**Extracted entries:**
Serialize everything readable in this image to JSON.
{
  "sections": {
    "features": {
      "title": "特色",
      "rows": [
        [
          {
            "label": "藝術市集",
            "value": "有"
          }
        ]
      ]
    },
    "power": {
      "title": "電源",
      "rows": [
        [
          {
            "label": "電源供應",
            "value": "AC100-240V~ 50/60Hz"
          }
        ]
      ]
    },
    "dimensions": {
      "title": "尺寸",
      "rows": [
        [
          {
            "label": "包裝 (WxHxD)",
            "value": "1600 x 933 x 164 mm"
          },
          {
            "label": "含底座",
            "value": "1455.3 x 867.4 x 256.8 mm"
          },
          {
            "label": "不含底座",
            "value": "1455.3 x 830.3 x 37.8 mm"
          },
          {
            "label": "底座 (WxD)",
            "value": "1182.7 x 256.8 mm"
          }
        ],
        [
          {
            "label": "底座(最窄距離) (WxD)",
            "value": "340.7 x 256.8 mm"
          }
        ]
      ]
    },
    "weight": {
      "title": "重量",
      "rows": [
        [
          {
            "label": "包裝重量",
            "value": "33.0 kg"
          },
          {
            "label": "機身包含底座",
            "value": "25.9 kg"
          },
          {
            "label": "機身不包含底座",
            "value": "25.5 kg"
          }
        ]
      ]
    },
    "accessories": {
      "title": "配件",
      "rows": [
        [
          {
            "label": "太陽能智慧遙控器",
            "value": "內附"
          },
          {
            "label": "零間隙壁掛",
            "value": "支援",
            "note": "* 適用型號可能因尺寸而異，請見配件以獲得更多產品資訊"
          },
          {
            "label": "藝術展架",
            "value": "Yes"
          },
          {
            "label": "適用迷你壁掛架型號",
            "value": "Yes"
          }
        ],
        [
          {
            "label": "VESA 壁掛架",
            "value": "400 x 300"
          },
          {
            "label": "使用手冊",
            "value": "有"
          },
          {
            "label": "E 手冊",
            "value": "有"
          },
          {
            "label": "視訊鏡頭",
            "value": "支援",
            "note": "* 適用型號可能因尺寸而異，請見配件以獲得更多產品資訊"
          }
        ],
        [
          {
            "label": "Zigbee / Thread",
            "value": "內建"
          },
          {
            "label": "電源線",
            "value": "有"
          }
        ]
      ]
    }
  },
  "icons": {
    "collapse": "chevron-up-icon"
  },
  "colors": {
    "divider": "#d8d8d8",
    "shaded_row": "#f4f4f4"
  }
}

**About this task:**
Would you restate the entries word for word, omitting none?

**Response area:**
Serialize everything readable in this image to JSON.
{
  "sections": {
    "features": {
      "title": "特色",
      "rows": [
        [
          {
            "label": "藝術市集",
            "value": "有"
          }
        ]
      ]
    },
    "power": {
      "title": "電源",
      "rows": [
        [
          {
            "label": "電源供應",
            "value": "AC100-240V~ 50/60Hz"
          }
        ]
      ]
    },
    "dimensions": {
      "title": "尺寸",
      "rows": [
        [
          {
            "label": "包裝 (WxHxD)",
            "value": "1600 x 933 x 164 mm"
          },
          {
            "label": "含底座",
            "value": "1455.3 x 867.4 x 256.8 mm"
          },
          {
            "label": "不含底座",
            "value": "1455.3 x 830.3 x 37.8 mm"
          },
          {
            "label": "底座 (WxD)",
            "value": "1182.7 x 256.8 mm"
          }
        ],
        [
          {
            "label": "底座(最窄距離) (WxD)",
            "value": "340.7 x 256.8 mm"
          }
        ]
      ]
    },
    "weight": {
      "title": "重量",
      "rows": [
        [
          {
            "label": "包裝重量",
            "value": "33.0 kg"
          },
          {
            "label": "機身包含底座",
            "value": "25.9 kg"
          },
          {
            "label": "機身不包含底座",
            "value": "25.5 kg"
          }
        ]
      ]
    },
    "accessories": {
      "title": "配件",
      "rows": [
        [
          {
            "label": "太陽能智慧遙控器",
            "value": "內附"
          },
          {
            "label": "零間隙壁掛",
            "value": "支援",
            "note": "* 適用型號可能因尺寸而異，請見配件以獲得更多產品資訊"
          },
          {
            "label": "藝術展架",
            "value": "Yes"
          },
          {
            "label": "適用迷你壁掛架型號",
            "value": "Yes"
          }
        ],
        [
          {
            "label": "VESA 壁掛架",
            "value": "400 x 300"
          },
          {
            "label": "使用手冊",
            "value": "有"
          },
          {
            "label": "E 手冊",
            "value": "有"
          },
          {
            "label": "視訊鏡頭",
            "value": "支援",
            "note": "* 適用型號可能因尺寸而異，請見配件以獲得更多產品資訊"
          }
        ],
        [
          {
            "label": "Zigbee / Thread",
            "value": "內建"
          },
          {
            "label": "電源線",
            "value": "有"
          }
        ]
      ]
    }
  },
  "icons": {
    "collapse": "chevron-up-icon"
  },
  "colors": {
    "divider": "#d8d8d8",
    "shaded_row": "#f4f4f4"
  }
}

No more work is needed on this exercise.